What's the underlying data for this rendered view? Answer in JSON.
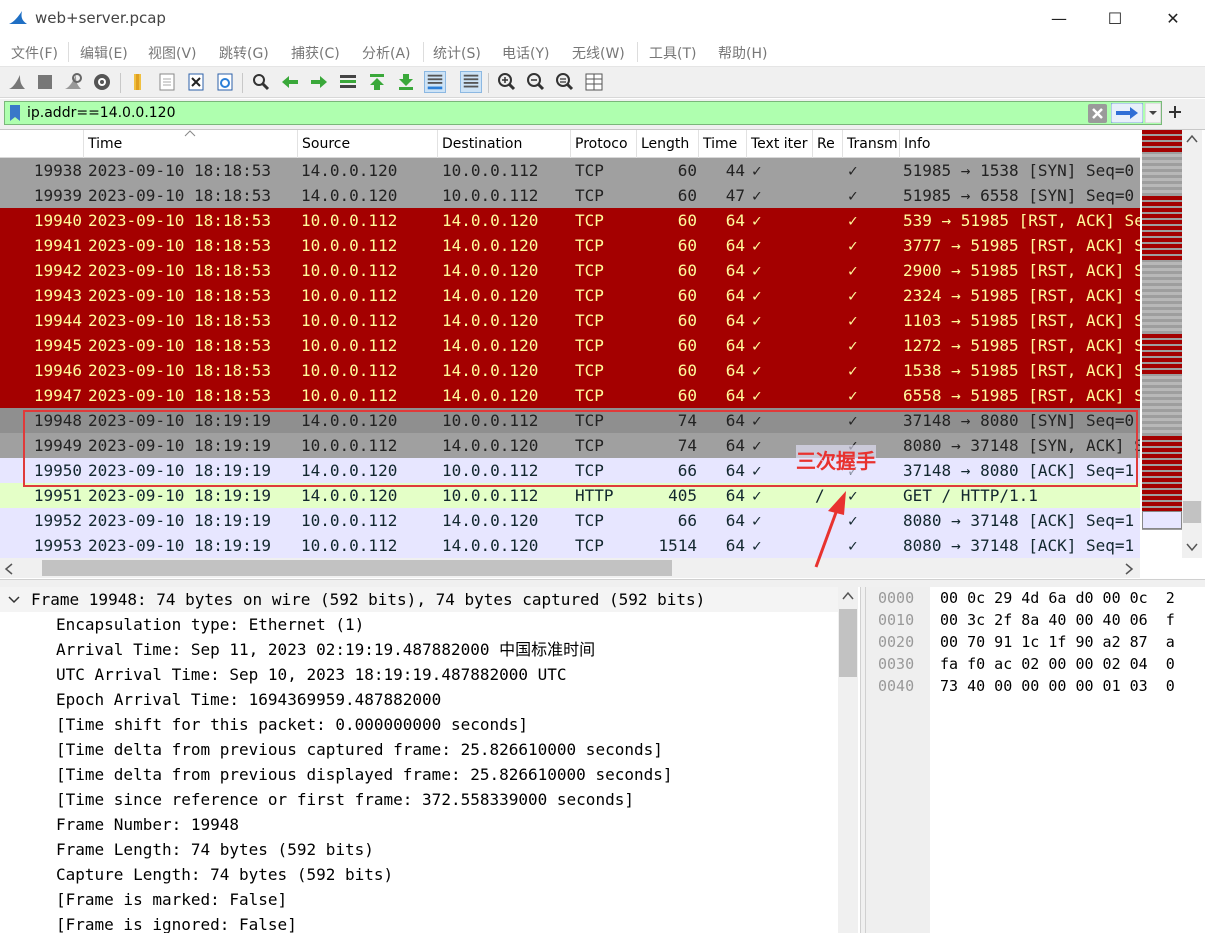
{
  "window": {
    "title": "web+server.pcap",
    "minimize": "—",
    "maximize": "☐",
    "close": "✕"
  },
  "menu": [
    "文件(F)",
    "编辑(E)",
    "视图(V)",
    "跳转(G)",
    "捕获(C)",
    "分析(A)",
    "统计(S)",
    "电话(Y)",
    "无线(W)",
    "工具(T)",
    "帮助(H)"
  ],
  "toolbar_icons": [
    "shark-fin-start-icon",
    "stop-icon",
    "restart-icon",
    "capture-options-icon",
    "open-file-icon",
    "file-icon",
    "close-file-icon",
    "reload-icon",
    "find-icon",
    "back-arrow-icon",
    "forward-arrow-icon",
    "go-to-packet-icon",
    "first-packet-icon",
    "last-packet-icon",
    "autoscroll-icon",
    "colorize-icon",
    "zoom-in-icon",
    "zoom-out-icon",
    "normal-size-icon",
    "resize-columns-icon"
  ],
  "filter": {
    "value": "ip.addr==14.0.0.120"
  },
  "columns": [
    "",
    "Time",
    "Source",
    "Destination",
    "Protoco",
    "Length",
    "Time",
    "Text iter",
    "Re",
    "Transm",
    "Info"
  ],
  "packets": [
    {
      "no": "19938",
      "time": "2023-09-10 18:18:53",
      "src": "14.0.0.120",
      "dst": "10.0.0.112",
      "proto": "TCP",
      "len": "60",
      "t2": "44",
      "text": "✓",
      "re": "",
      "trans": "✓",
      "info": "51985 → 1538 [SYN] Seq=0",
      "style": "gray"
    },
    {
      "no": "19939",
      "time": "2023-09-10 18:18:53",
      "src": "14.0.0.120",
      "dst": "10.0.0.112",
      "proto": "TCP",
      "len": "60",
      "t2": "47",
      "text": "✓",
      "re": "",
      "trans": "✓",
      "info": "51985 → 6558 [SYN] Seq=0",
      "style": "gray"
    },
    {
      "no": "19940",
      "time": "2023-09-10 18:18:53",
      "src": "10.0.0.112",
      "dst": "14.0.0.120",
      "proto": "TCP",
      "len": "60",
      "t2": "64",
      "text": "✓",
      "re": "",
      "trans": "✓",
      "info": "539 → 51985 [RST, ACK] Seq",
      "style": "red"
    },
    {
      "no": "19941",
      "time": "2023-09-10 18:18:53",
      "src": "10.0.0.112",
      "dst": "14.0.0.120",
      "proto": "TCP",
      "len": "60",
      "t2": "64",
      "text": "✓",
      "re": "",
      "trans": "✓",
      "info": "3777 → 51985 [RST, ACK] S",
      "style": "red"
    },
    {
      "no": "19942",
      "time": "2023-09-10 18:18:53",
      "src": "10.0.0.112",
      "dst": "14.0.0.120",
      "proto": "TCP",
      "len": "60",
      "t2": "64",
      "text": "✓",
      "re": "",
      "trans": "✓",
      "info": "2900 → 51985 [RST, ACK] S",
      "style": "red"
    },
    {
      "no": "19943",
      "time": "2023-09-10 18:18:53",
      "src": "10.0.0.112",
      "dst": "14.0.0.120",
      "proto": "TCP",
      "len": "60",
      "t2": "64",
      "text": "✓",
      "re": "",
      "trans": "✓",
      "info": "2324 → 51985 [RST, ACK] S",
      "style": "red"
    },
    {
      "no": "19944",
      "time": "2023-09-10 18:18:53",
      "src": "10.0.0.112",
      "dst": "14.0.0.120",
      "proto": "TCP",
      "len": "60",
      "t2": "64",
      "text": "✓",
      "re": "",
      "trans": "✓",
      "info": "1103 → 51985 [RST, ACK] S",
      "style": "red"
    },
    {
      "no": "19945",
      "time": "2023-09-10 18:18:53",
      "src": "10.0.0.112",
      "dst": "14.0.0.120",
      "proto": "TCP",
      "len": "60",
      "t2": "64",
      "text": "✓",
      "re": "",
      "trans": "✓",
      "info": "1272 → 51985 [RST, ACK] S",
      "style": "red"
    },
    {
      "no": "19946",
      "time": "2023-09-10 18:18:53",
      "src": "10.0.0.112",
      "dst": "14.0.0.120",
      "proto": "TCP",
      "len": "60",
      "t2": "64",
      "text": "✓",
      "re": "",
      "trans": "✓",
      "info": "1538 → 51985 [RST, ACK] S",
      "style": "red"
    },
    {
      "no": "19947",
      "time": "2023-09-10 18:18:53",
      "src": "10.0.0.112",
      "dst": "14.0.0.120",
      "proto": "TCP",
      "len": "60",
      "t2": "64",
      "text": "✓",
      "re": "",
      "trans": "✓",
      "info": "6558 → 51985 [RST, ACK] S",
      "style": "red"
    },
    {
      "no": "19948",
      "time": "2023-09-10 18:19:19",
      "src": "14.0.0.120",
      "dst": "10.0.0.112",
      "proto": "TCP",
      "len": "74",
      "t2": "64",
      "text": "✓",
      "re": "",
      "trans": "✓",
      "info": "37148 → 8080 [SYN] Seq=0",
      "style": "gray-sel"
    },
    {
      "no": "19949",
      "time": "2023-09-10 18:19:19",
      "src": "10.0.0.112",
      "dst": "14.0.0.120",
      "proto": "TCP",
      "len": "74",
      "t2": "64",
      "text": "✓",
      "re": "",
      "trans": "✓",
      "info": "8080 → 37148 [SYN, ACK] S",
      "style": "gray"
    },
    {
      "no": "19950",
      "time": "2023-09-10 18:19:19",
      "src": "14.0.0.120",
      "dst": "10.0.0.112",
      "proto": "TCP",
      "len": "66",
      "t2": "64",
      "text": "✓",
      "re": "",
      "trans": "✓",
      "info": "37148 → 8080 [ACK] Seq=1",
      "style": "lav"
    },
    {
      "no": "19951",
      "time": "2023-09-10 18:19:19",
      "src": "14.0.0.120",
      "dst": "10.0.0.112",
      "proto": "HTTP",
      "len": "405",
      "t2": "64",
      "text": "✓",
      "re": "/",
      "trans": "✓",
      "info": "GET / HTTP/1.1",
      "style": "green"
    },
    {
      "no": "19952",
      "time": "2023-09-10 18:19:19",
      "src": "10.0.0.112",
      "dst": "14.0.0.120",
      "proto": "TCP",
      "len": "66",
      "t2": "64",
      "text": "✓",
      "re": "",
      "trans": "✓",
      "info": "8080 → 37148 [ACK] Seq=1",
      "style": "lav"
    },
    {
      "no": "19953",
      "time": "2023-09-10 18:19:19",
      "src": "10.0.0.112",
      "dst": "14.0.0.120",
      "proto": "TCP",
      "len": "1514",
      "t2": "64",
      "text": "✓",
      "re": "",
      "trans": "✓",
      "info": "8080 → 37148 [ACK] Seq=1",
      "style": "lav"
    }
  ],
  "details": [
    "Frame 19948: 74 bytes on wire (592 bits), 74 bytes captured (592 bits)",
    "Encapsulation type: Ethernet (1)",
    "Arrival Time: Sep 11, 2023 02:19:19.487882000 中国标准时间",
    "UTC Arrival Time: Sep 10, 2023 18:19:19.487882000 UTC",
    "Epoch Arrival Time: 1694369959.487882000",
    "[Time shift for this packet: 0.000000000 seconds]",
    "[Time delta from previous captured frame: 25.826610000 seconds]",
    "[Time delta from previous displayed frame: 25.826610000 seconds]",
    "[Time since reference or first frame: 372.558339000 seconds]",
    "Frame Number: 19948",
    "Frame Length: 74 bytes (592 bits)",
    "Capture Length: 74 bytes (592 bits)",
    "[Frame is marked: False]",
    "[Frame is ignored: False]"
  ],
  "bytes": [
    {
      "offset": "0000",
      "hex": "00 0c 29 4d 6a d0 00 0c  2"
    },
    {
      "offset": "0010",
      "hex": "00 3c 2f 8a 40 00 40 06  f"
    },
    {
      "offset": "0020",
      "hex": "00 70 91 1c 1f 90 a2 87  a"
    },
    {
      "offset": "0030",
      "hex": "fa f0 ac 02 00 00 02 04  0"
    },
    {
      "offset": "0040",
      "hex": "73 40 00 00 00 00 01 03  0"
    }
  ],
  "annotation": {
    "label": "三次握手"
  },
  "colors": {
    "rst_row": "#a40000",
    "rst_text": "#fffc9c",
    "filter_ok": "#afffaf",
    "annotation": "#e03a3a"
  }
}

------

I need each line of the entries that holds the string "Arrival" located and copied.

    "Arrival Time: Sep 11, 2023 02:19:19.487882000 中国标准时间",
    "UTC Arrival Time: Sep 10, 2023 18:19:19.487882000 UTC",
    "Epoch Arrival Time: 1694369959.487882000",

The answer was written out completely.